My students need paper, markers, tape, and colored pencils to create and connect tetrahedron pyramids that show their identities. The books will supply background knowledge about pyramids and provide reference for symbols.

My Students

I teach middle school ESL to students new to the United States. My students are highly motivated to learn; they are eager to learn all they can about the English language, as having proficient academic English is a marker of success in their new American lives. A challenge I face is ensuring that each and every student feels connected to the classroom and school community, as my students are completely new to the United States and the English language. My students come from Haiti, Dominican Republic, Guatemala, Somalia, Cape Verde, and Vietnam. They are typical middle school students – energetic, funny, and eager to figure out who they are. Our school is an urban 6-8 in a large city school system. It is a loving place where the staff does all they can for the students, and the students work hard to achieve success.

My Project

My students will draw symbols to represent their personal identities on the brightly colored paper, which they will fold to create tetrahedron pyramids. The small pyramids will then be connected to one another with tape to create a sculpture.

The pyramid sculpture that the students create will become a classroom display representing the power of community and teamwork that is necessary for all students to feel comfortable in a new country and language.

As I get new students throughout the year, each one will add a tetrahedron to the sculpture. Through building something as monumental as a pyramid, students will recognize that they are an important part of the classroom community.

The books about pyramids and symbols will serve to build background knowledge about pyramids and pyramid builders, and the book about symbols will provide ideas for drawing.

Dines Family Book Club October Selection: Bad Land

Bad Land:  An American Romance by Jonathan Rahan

Ginger poses with Bad Land in the Dines Dining Room.

Ginger poses with Bad Land in the Dines Dining Room.

My Review from My Goodreads.com Account

This book mirrors the landscape it describes: slow, meandering, and seemingly endless. Although the tragedy of the Montana homesteaders is worthy of a place in American history, the author fails to make the personal connections between the reader and the subject of the book. Raban interviews many different people along the Montana plains, but his writing fails to make the reader feel as if he or she knows the people. It seems more like listening to snippets of a public radio broadcast than making connections with human subjects. The book gives the impression of an overzealous Brit exploring the wildness of the American West in a cheesy PBS documentary, yet, to Americans, it is the story of Laura Ingalls Wilder minus the compellingly simple narrative arcs.

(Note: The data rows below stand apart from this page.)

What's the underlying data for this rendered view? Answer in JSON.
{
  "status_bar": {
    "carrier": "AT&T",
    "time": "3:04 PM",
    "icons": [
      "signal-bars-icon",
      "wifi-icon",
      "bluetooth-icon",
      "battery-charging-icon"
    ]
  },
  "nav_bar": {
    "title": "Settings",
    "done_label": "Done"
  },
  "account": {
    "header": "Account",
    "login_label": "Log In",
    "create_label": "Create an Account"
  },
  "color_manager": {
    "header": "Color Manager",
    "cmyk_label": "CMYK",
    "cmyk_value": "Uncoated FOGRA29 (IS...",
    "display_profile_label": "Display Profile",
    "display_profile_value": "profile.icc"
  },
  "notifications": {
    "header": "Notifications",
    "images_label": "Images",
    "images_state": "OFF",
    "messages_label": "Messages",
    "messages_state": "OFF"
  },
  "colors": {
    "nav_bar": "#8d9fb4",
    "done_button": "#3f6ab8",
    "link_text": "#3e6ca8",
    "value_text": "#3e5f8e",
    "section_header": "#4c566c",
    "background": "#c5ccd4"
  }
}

Raban meanders through the “Bad Land” of Montana, and every inch seems miserable and gray.

Post-Reading Discussion Questions 

by Jennifer and David Dines

1. Compare the effects of the Homestead Act on the railroad industry to its effects on individual homesteaders.

2. How did personal pride and independence influence homesteaders?

3. What is the role of faith in American invention?

4. How does the Wollaston family’s lifestyle contrast with the environment in which they live?

5. How did the homesteaders’ view of themselves differ from the government’s view of the homesteaders?

6. How did advertising serve as a catalyst for the settlement of the railway?

7. What is the role of debt in middle class American adulthood?

8. How are the grasshopper plagues a metaphor for the homesteaders themselves?

9. In what way is self-sufficiency threatening to organized government?

10. Did the homesteaders realize the extent of their effect on Boston and New York-based investors?

Index Card found in the used copy of the book purchased at Brookline Booksmith

Index Card found in the used copy of the book purchased at Brookline Booksmith